National Toxicology Program (NTP). 2021. NTP Cancer Hazard Assessment Report on Night Shift Work and Light at Night. Research Triangle Park, NC: National Toxicology Program. https://doi.org/10.22427/NTP-CHR-NSWLAN
Report Date: April 2021
Modern electric lighting practices have facilitated a society in which people may work, sleep, and receive goods and services at any time of the day. People are exposed to ill-timed, unnatural, electric light (such as light at night, or “LAN”) through lifestyle choices, necessity, the locations of their residences, and employment during the night shift. As light is the critical regulator for circadian rhythms, exposure to LAN can cause circadian disruption, which can be associated with potential adverse health effects such as cancer. Night shift work includes exposure to electric LAN, sleep disturbances, or changes in meal timing, as well as other potential factors (e.g., social stressors, lifestyle behaviors, decreased exposure to sunlight, and lower vitamin D levels). Most, but not all, of these factors can lead to circadian disruption.
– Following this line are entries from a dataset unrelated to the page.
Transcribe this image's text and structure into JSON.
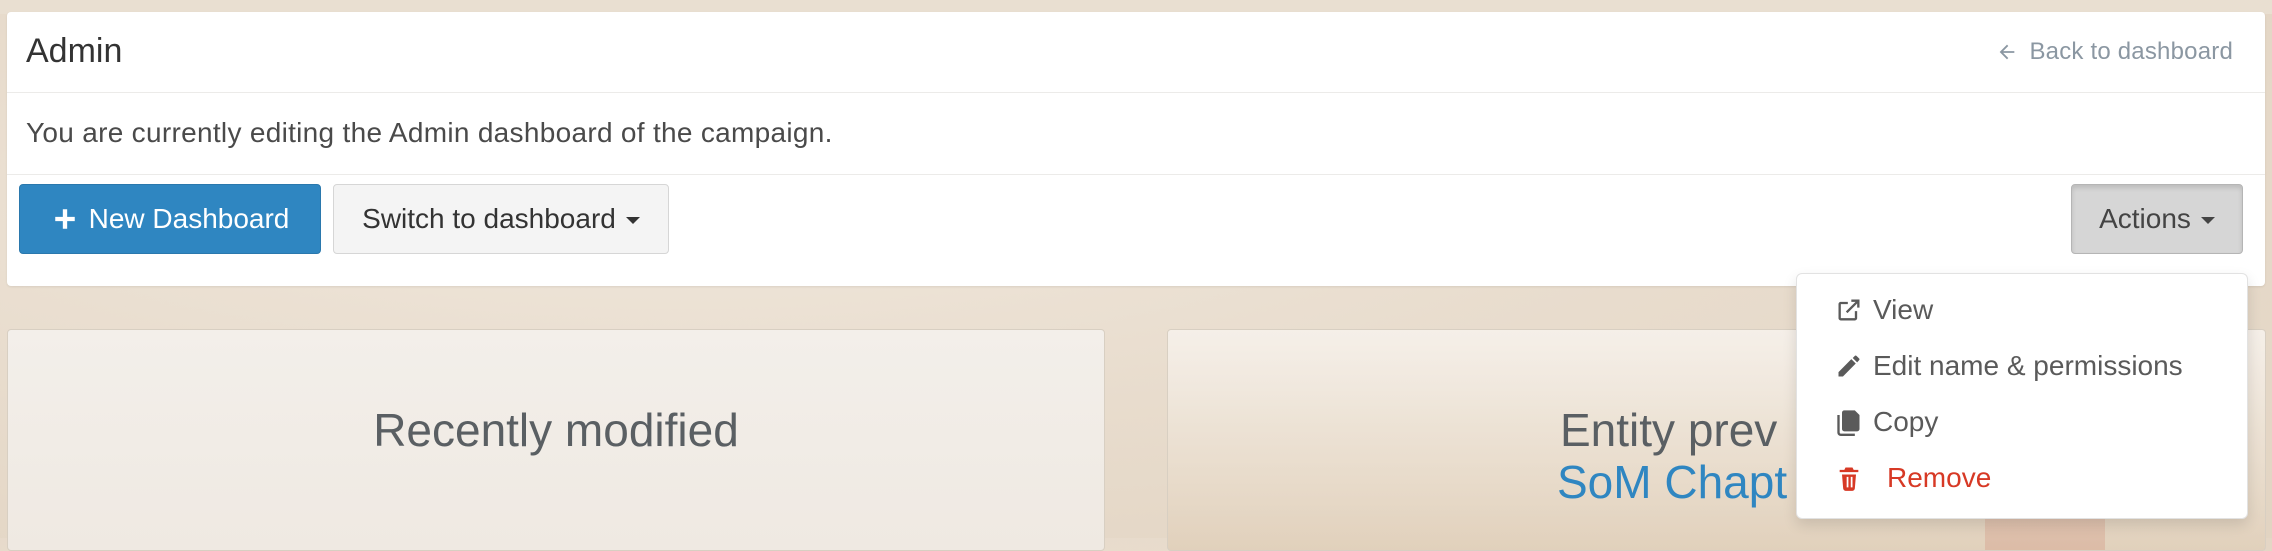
{
  "header": {
    "title": "Admin",
    "back_link": "Back to dashboard"
  },
  "description": "You are currently editing the Admin dashboard of the campaign.",
  "toolbar": {
    "new_dashboard": "New Dashboard",
    "switch_dashboard": "Switch to dashboard",
    "actions": "Actions"
  },
  "actions_menu": {
    "items": [
      {
        "label": "View",
        "icon": "external-link-icon"
      },
      {
        "label": "Edit name & permissions",
        "icon": "pencil-icon"
      },
      {
        "label": "Copy",
        "icon": "copy-icon"
      },
      {
        "label": "Remove",
        "icon": "trash-icon"
      }
    ]
  },
  "widgets": {
    "recent": {
      "title": "Recently modified"
    },
    "entity": {
      "title": "Entity prev",
      "link": "SoM Chapt"
    }
  },
  "colors": {
    "primary": "#2f86c1",
    "danger": "#d73925",
    "muted_link": "#8b97a2"
  }
}
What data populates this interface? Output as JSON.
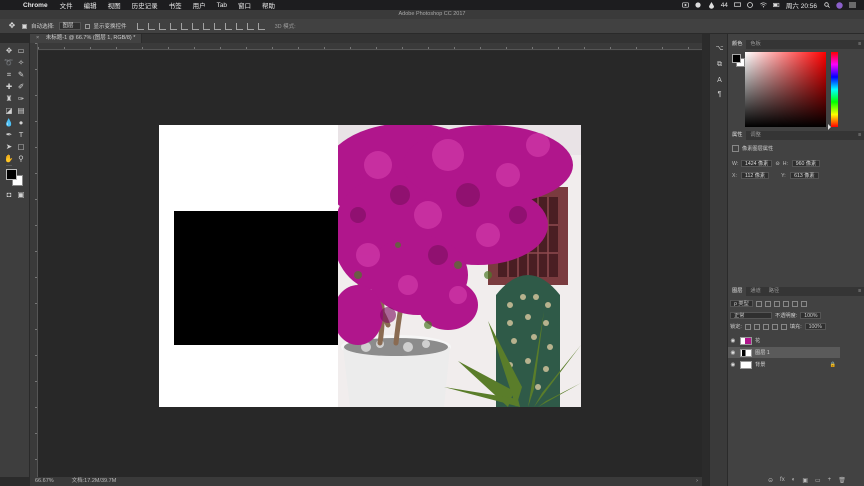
{
  "menubar": {
    "apple_icon": "apple-icon",
    "app": "Chrome",
    "items": [
      "文件",
      "编辑",
      "视图",
      "历史记录",
      "书签",
      "用户",
      "Tab",
      "窗口",
      "帮助"
    ],
    "battery_text": "44",
    "time": "周六 20:56"
  },
  "ps": {
    "window_title": "Adobe Photoshop CC 2017"
  },
  "options": {
    "auto_select_label": "自动选择:",
    "auto_select_value": "图层",
    "show_transform_label": "显示变换控件",
    "mode3d_label": "3D 模式:"
  },
  "document": {
    "tab_close": "×",
    "tab_title": "未标题-1 @ 66.7% (图层 1, RGB/8) *"
  },
  "statusbar": {
    "zoom": "66.67%",
    "doc_size": "文档:17.2M/39.7M",
    "arrow": "›"
  },
  "color_panel": {
    "tabs": [
      "颜色",
      "色板"
    ]
  },
  "properties_panel": {
    "tabs": [
      "属性",
      "调整"
    ],
    "section_title": "像素图层属性",
    "w_label": "W:",
    "w_value": "1424 像素",
    "h_label": "H:",
    "h_value": "960 像素",
    "x_label": "X:",
    "x_value": "112 像素",
    "y_label": "Y:",
    "y_value": "613 像素",
    "link_icon": "link-icon"
  },
  "layers_panel": {
    "tabs": [
      "图层",
      "通道",
      "路径"
    ],
    "filter_label": "ρ 类型",
    "blend_mode": "正常",
    "opacity_label": "不透明度:",
    "opacity_value": "100%",
    "lock_label": "锁定:",
    "fill_label": "填充:",
    "fill_value": "100%",
    "layers": [
      {
        "name": "花",
        "visible": true,
        "selected": false,
        "locked": false
      },
      {
        "name": "图层 1",
        "visible": true,
        "selected": true,
        "locked": false
      },
      {
        "name": "背景",
        "visible": true,
        "selected": false,
        "locked": true
      }
    ],
    "footer_icons": [
      "fx",
      "◐",
      "▣",
      "▭",
      "+",
      "🗑"
    ]
  },
  "colors": {
    "menubar": "#1d1d1f",
    "app_bg": "#2b2b2b",
    "canvas_bg": "#282828",
    "panel_bg": "#424242",
    "selected_layer": "#5a5a5a",
    "flower_magenta": "#b0168c",
    "leaf_green": "#5a7d2a"
  }
}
NTP final cancer hazard conclusions
There is high confidence for a causal relationship between human cancer (breast and less so prostate) and persistent night shift work — i.e., frequent and long-term night shift work, especially beginning in early adulthood — that causes circadian disruption. This conclusion is based on sufficient evidence of carcinogenicity from the collective body of evidence from cancer epidemiological studies and mechanistic studies in humans and in experimental animals. The strongest evidence is for breast cancer.
There is moderate confidence for a causal relationship between human cancer and certain lighting conditions — i.e., excessive LAN exposure combined with insufficient daylight exposure — that cause circadian disruption. This conclusion is based on strong evidence that LAN acts through mechanisms that are likely to cause cancer in humans.
The full report pdf is available at https://doi.org/10.22427/NTP-CHR-NSWLAN